___ Dataset entries ___

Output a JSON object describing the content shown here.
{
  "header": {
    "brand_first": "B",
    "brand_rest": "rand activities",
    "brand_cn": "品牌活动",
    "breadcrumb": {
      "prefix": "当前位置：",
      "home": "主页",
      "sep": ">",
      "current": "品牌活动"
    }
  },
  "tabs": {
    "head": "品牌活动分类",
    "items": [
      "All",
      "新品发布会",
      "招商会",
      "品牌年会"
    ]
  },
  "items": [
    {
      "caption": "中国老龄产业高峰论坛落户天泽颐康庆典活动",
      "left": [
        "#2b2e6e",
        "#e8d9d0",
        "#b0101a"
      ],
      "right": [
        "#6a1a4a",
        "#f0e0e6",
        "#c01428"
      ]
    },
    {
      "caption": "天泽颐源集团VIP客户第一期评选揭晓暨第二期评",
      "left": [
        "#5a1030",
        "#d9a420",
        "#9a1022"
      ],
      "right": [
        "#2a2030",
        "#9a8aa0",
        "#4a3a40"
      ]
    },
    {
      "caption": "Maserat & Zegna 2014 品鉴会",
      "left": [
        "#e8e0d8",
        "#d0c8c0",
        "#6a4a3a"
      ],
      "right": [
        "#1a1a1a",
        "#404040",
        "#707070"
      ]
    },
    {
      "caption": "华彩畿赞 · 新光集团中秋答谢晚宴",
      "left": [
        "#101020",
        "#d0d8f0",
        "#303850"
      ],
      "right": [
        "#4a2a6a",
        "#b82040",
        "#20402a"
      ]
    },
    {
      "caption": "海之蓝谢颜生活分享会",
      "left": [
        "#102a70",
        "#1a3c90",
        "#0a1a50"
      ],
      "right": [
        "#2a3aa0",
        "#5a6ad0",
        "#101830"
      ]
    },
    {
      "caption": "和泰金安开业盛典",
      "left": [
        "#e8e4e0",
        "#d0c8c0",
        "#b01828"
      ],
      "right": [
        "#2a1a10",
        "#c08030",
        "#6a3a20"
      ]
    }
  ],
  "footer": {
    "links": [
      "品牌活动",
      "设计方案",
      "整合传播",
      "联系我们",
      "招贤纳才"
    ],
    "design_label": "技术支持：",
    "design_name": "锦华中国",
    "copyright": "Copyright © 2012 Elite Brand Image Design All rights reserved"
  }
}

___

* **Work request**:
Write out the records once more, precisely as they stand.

* **Solution to the problem**:
Output a JSON object describing the content shown here.
{
  "header": {
    "brand_first": "B",
    "brand_rest": "rand activities",
    "brand_cn": "品牌活动",
    "breadcrumb": {
      "prefix": "当前位置：",
      "home": "主页",
      "sep": ">",
      "current": "品牌活动"
    }
  },
  "tabs": {
    "head": "品牌活动分类",
    "items": [
      "All",
      "新品发布会",
      "招商会",
      "品牌年会"
    ]
  },
  "items": [
    {
      "caption": "中国老龄产业高峰论坛落户天泽颐康庆典活动",
      "left": [
        "#2b2e6e",
        "#e8d9d0",
        "#b0101a"
      ],
      "right": [
        "#6a1a4a",
        "#f0e0e6",
        "#c01428"
      ]
    },
    {
      "caption": "天泽颐源集团VIP客户第一期评选揭晓暨第二期评",
      "left": [
        "#5a1030",
        "#d9a420",
        "#9a1022"
      ],
      "right": [
        "#2a2030",
        "#9a8aa0",
        "#4a3a40"
      ]
    },
    {
      "caption": "Maserat & Zegna 2014 品鉴会",
      "left": [
        "#e8e0d8",
        "#d0c8c0",
        "#6a4a3a"
      ],
      "right": [
        "#1a1a1a",
        "#404040",
        "#707070"
      ]
    },
    {
      "caption": "华彩畿赞 · 新光集团中秋答谢晚宴",
      "left": [
        "#101020",
        "#d0d8f0",
        "#303850"
      ],
      "right": [
        "#4a2a6a",
        "#b82040",
        "#20402a"
      ]
    },
    {
      "caption": "海之蓝谢颜生活分享会",
      "left": [
        "#102a70",
        "#1a3c90",
        "#0a1a50"
      ],
      "right": [
        "#2a3aa0",
        "#5a6ad0",
        "#101830"
      ]
    },
    {
      "caption": "和泰金安开业盛典",
      "left": [
        "#e8e4e0",
        "#d0c8c0",
        "#b01828"
      ],
      "right": [
        "#2a1a10",
        "#c08030",
        "#6a3a20"
      ]
    }
  ],
  "footer": {
    "links": [
      "品牌活动",
      "设计方案",
      "整合传播",
      "联系我们",
      "招贤纳才"
    ],
    "design_label": "技术支持：",
    "design_name": "锦华中国",
    "copyright": "Copyright © 2012 Elite Brand Image Design All rights reserved"
  }
}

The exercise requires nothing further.